- [RECORDS TO PROCESS]

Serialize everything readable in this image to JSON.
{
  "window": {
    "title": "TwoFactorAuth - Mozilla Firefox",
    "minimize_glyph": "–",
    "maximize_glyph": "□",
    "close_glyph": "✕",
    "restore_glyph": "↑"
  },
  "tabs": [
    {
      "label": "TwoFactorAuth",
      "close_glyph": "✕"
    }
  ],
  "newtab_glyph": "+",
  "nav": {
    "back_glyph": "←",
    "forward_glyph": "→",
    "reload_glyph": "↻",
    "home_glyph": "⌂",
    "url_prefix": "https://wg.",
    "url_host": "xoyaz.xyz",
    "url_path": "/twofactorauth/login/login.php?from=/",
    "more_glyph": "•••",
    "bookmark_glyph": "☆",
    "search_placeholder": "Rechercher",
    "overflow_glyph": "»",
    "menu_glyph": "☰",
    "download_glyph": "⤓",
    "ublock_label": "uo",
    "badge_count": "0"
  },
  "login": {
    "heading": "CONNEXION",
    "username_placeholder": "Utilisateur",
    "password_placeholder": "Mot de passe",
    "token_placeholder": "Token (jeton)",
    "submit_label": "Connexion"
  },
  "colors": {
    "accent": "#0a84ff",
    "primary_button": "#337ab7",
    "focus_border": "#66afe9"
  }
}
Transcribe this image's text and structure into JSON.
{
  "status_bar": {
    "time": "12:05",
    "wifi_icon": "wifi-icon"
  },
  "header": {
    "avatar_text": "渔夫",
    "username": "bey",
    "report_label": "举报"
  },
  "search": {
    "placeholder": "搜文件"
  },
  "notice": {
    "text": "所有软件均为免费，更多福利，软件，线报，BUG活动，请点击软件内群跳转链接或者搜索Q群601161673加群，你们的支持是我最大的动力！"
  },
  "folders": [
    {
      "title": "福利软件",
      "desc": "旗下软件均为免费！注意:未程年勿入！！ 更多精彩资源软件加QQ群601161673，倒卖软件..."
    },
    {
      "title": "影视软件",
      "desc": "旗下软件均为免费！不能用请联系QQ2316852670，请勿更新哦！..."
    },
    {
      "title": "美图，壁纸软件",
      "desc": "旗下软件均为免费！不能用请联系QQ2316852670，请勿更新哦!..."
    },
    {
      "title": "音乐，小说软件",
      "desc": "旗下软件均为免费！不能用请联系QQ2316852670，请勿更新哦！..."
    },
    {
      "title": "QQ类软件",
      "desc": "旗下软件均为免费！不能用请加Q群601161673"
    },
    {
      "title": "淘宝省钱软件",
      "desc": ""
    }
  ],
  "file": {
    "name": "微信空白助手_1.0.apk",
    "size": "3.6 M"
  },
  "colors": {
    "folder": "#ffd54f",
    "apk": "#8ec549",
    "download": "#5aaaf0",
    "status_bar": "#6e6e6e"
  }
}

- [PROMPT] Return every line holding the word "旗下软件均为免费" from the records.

- [WRITTEN ANSWER]
      "desc": "旗下软件均为免费！注意:未程年勿入！！ 更多精彩资源软件加QQ群601161673，倒卖软件..."
      "desc": "旗下软件均为免费！不能用请联系QQ2316852670，请勿更新哦！..."
      "desc": "旗下软件均为免费！不能用请联系QQ2316852670，请勿更新哦!..."
      "desc": "旗下软件均为免费！不能用请联系QQ2316852670，请勿更新哦！..."
      "desc": "旗下软件均为免费！不能用请加Q群601161673"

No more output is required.